ALBUQUERQUE, N.M. (KRQE) – The city of Albuquerque is responding as New Mexico’s top federal prosecutor says the city’s so-called “sanctuary” or “immigrant-friendly” policy may stand in the way of it being awarded millions of dollars in federal funding to help fight violent crime.
In a guest column published in the Albuquerque Journal Monday titled “ABQ, take federal funds to fight violent crime,” New Mexico’s U.S. Attorney John C. Anderson says Albuquerque has “previously refused to accept federal grants” tied to certification that the city complies with “certain aspects of federal immigration law.”
“The op-ed is simply an effort to get the funding here to Albuquerque,” said Anderson in a phone interview with KRQE News 13 on Monday.
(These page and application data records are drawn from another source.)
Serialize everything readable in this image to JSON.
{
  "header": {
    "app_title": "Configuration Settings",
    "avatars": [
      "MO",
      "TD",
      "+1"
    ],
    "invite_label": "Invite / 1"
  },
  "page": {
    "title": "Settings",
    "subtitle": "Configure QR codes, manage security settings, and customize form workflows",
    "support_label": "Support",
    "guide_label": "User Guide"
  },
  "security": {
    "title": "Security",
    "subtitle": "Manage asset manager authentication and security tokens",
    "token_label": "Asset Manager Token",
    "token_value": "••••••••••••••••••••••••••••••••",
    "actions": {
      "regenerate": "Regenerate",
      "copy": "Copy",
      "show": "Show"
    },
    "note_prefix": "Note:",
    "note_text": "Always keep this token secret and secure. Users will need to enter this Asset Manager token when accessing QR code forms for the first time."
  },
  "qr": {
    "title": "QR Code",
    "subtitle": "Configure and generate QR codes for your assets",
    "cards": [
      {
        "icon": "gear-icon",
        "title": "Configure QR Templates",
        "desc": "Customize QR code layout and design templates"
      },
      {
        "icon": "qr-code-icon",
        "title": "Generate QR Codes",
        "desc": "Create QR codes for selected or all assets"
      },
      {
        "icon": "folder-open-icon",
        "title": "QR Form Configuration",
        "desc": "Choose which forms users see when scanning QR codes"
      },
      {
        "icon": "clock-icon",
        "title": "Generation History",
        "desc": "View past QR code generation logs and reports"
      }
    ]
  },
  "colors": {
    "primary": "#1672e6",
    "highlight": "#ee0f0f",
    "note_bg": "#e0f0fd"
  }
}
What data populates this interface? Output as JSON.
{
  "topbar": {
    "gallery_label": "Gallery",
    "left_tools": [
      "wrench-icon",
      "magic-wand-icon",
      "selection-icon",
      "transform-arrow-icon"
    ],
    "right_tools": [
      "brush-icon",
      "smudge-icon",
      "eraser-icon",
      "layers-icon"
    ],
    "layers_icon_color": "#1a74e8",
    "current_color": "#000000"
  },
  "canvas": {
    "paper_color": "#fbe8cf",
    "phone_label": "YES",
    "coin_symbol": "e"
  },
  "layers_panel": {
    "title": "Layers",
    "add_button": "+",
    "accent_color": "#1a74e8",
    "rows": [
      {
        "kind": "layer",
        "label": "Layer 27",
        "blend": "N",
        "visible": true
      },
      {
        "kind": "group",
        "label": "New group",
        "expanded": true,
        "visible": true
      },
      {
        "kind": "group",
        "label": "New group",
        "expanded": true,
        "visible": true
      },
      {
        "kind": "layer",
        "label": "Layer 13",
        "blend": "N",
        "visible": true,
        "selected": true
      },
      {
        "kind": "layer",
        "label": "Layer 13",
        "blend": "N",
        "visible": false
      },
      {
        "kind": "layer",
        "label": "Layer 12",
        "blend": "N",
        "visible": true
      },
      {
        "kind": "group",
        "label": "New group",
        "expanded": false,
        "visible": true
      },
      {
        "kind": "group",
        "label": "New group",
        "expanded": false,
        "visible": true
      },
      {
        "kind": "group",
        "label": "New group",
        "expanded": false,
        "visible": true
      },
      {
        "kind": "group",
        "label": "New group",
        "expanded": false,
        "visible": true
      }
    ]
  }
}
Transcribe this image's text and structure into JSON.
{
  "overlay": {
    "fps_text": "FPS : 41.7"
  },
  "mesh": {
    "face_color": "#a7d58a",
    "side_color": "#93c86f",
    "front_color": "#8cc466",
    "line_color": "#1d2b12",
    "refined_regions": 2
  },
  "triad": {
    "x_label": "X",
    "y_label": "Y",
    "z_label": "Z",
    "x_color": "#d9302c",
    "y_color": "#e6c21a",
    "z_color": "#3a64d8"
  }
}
Anderson says the city is eligible for more than $10-million in funding earmarked for seven cities that are part of the Department of Justice’s, “Operation Relentless Pursuit,” which has already brought more federal agents to work in Albuquerque.
According to Anderson, the grant funding would allow the city to hire more police officers and help add veteran officers to a federal task force focused on rounding up violent offenders. Monday, Albuquerque Police Deputy Chief Harold Medina said he is disappointed in the words from the U.S. Attorney’s Office.
“We’re police officers, we’re here to make the community safe,” said Medina. “To me, it’s not fair that the police department and the citizens are extorted into the direction that (federal officials) want to go.”
Anderson believes the city’s “sanctuary” policies are problematic, also saying the city’s SAKI (sexual assault kit initiative) grant funds are “in limbo” due to the city’s view. “Yes, the sanctuary city policy in this instance is presenting an obstacle to getting this money, federal funding here,” Anderson said.
Mayor Tim Keller celebrated the signing of the city’s “immigrant-friendly” resolution in April 2018. The resolution in part prohibits city resources from being used to enforce federal immigration laws.
KRQE News 13 asked Chief Administrative Officer Sarita Nair about the Keller Administration’s take on the op-ed during a news conference on Monday. “Had I had my choice, (Anderson) would have contacted us before making that statement,” Nair said.
Knowing the Fed’s power in fighting violent crime, Medina says the op-ed is disappointingly political. “We would like the ability to get these resources, but we know that we don’t control all the pieces to the puzzle,” Medina said.
So far, the Feds aren’t backing down from their perspective. “Really my message is we all need to stand together against violent crime in Albuquerque,” Anderson said.
Medina told KRQE News 13 on Monday that the City of Albuquerque says it still intends to apply for the roughly $10-million in federal grant funds. We should know in the next few months if they get approval.
The city says it’s also ready to sue if necessary in order to get federal funding. Albuquerque city officials say several other U.S. cities have successfully done so in the past after being denied grant funds based on immigration-related policies.
In response to the column Monday, Democratic Congresswoman Deb Haaland provided the following statement:
“Immigrant friendly cities are safer because communities feel more comfortable cooperating with public safety officials and can call the police without fear of deportation. Albuquerque deserves the resources to keep families safe, but unfortunately, the Trump Administration has made a political calculation by withholding crucial money for our communities’ safety – they chose to hold funding hostage based on a racist policy.”Congresswoman Deb Haaland, (D) Albuquerque